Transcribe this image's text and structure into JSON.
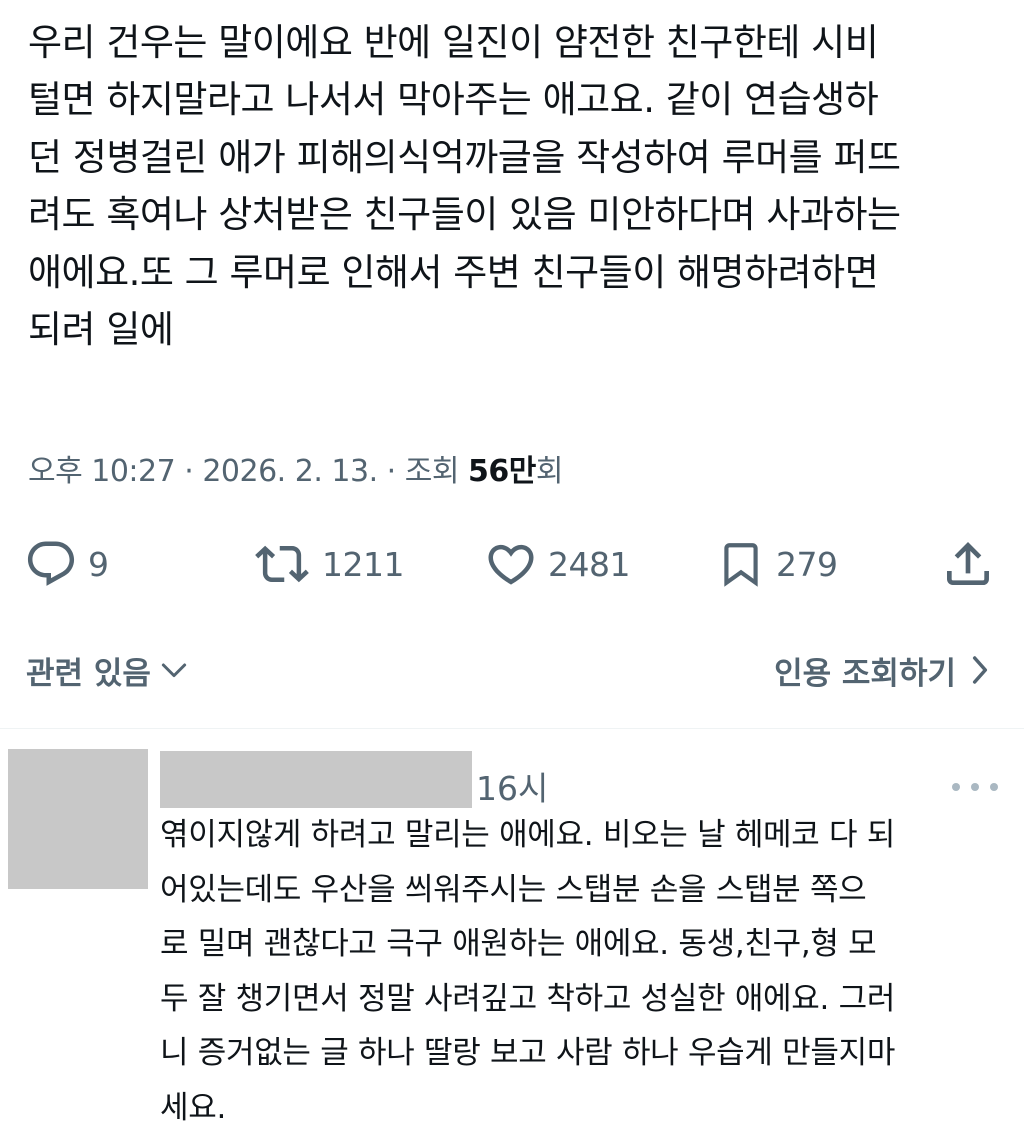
{
  "tweet": {
    "text": "우리 건우는 말이에요 반에 일진이 얌전한 친구한테 시비\n털면 하지말라고 나서서 막아주는 애고요. 같이 연습생하\n던 정병걸린 애가 피해의식억까글을 작성하여 루머를 퍼뜨\n려도 혹여나 상처받은 친구들이 있음 미안하다며 사과하는\n애에요.또 그 루머로 인해서 주변 친구들이 해명하려하면\n되려 일에",
    "time": "오후 10:27",
    "date": "2026. 2. 13.",
    "views_label": "조회",
    "views_count": "56만",
    "views_unit": "회"
  },
  "actions": {
    "replies": "9",
    "retweets": "1211",
    "likes": "2481",
    "bookmarks": "279"
  },
  "related_label": "관련 있음",
  "quotes_label": "인용 조회하기",
  "reply": {
    "time": "16시",
    "text": "엮이지않게 하려고 말리는 애에요. 비오는 날 헤메코 다 되\n어있는데도 우산을 씌워주시는 스탭분 손을 스탭분 쪽으\n로 밀며 괜찮다고 극구 애원하는 애에요. 동생,친구,형 모\n두 잘 챙기면서 정말 사려깊고 착하고 성실한 애에요. 그러\n니 증거없는 글 하나 딸랑 보고 사람 하나 우습게 만들지마\n세요."
  },
  "colors": {
    "text": "#0f1419",
    "secondary": "#536471",
    "redaction": "#c8c8c8",
    "divider": "#eff3f4"
  }
}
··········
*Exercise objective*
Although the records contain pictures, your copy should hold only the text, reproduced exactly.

*Response to the exercise*
Transcribe this image's text and structure into JSON.
{
  "tweet": {
    "text": "우리 건우는 말이에요 반에 일진이 얌전한 친구한테 시비\n털면 하지말라고 나서서 막아주는 애고요. 같이 연습생하\n던 정병걸린 애가 피해의식억까글을 작성하여 루머를 퍼뜨\n려도 혹여나 상처받은 친구들이 있음 미안하다며 사과하는\n애에요.또 그 루머로 인해서 주변 친구들이 해명하려하면\n되려 일에",
    "time": "오후 10:27",
    "date": "2026. 2. 13.",
    "views_label": "조회",
    "views_count": "56만",
    "views_unit": "회"
  },
  "actions": {
    "replies": "9",
    "retweets": "1211",
    "likes": "2481",
    "bookmarks": "279"
  },
  "related_label": "관련 있음",
  "quotes_label": "인용 조회하기",
  "reply": {
    "time": "16시",
    "text": "엮이지않게 하려고 말리는 애에요. 비오는 날 헤메코 다 되\n어있는데도 우산을 씌워주시는 스탭분 손을 스탭분 쪽으\n로 밀며 괜찮다고 극구 애원하는 애에요. 동생,친구,형 모\n두 잘 챙기면서 정말 사려깊고 착하고 성실한 애에요. 그러\n니 증거없는 글 하나 딸랑 보고 사람 하나 우습게 만들지마\n세요."
  },
  "colors": {
    "text": "#0f1419",
    "secondary": "#536471",
    "redaction": "#c8c8c8",
    "divider": "#eff3f4"
  }
}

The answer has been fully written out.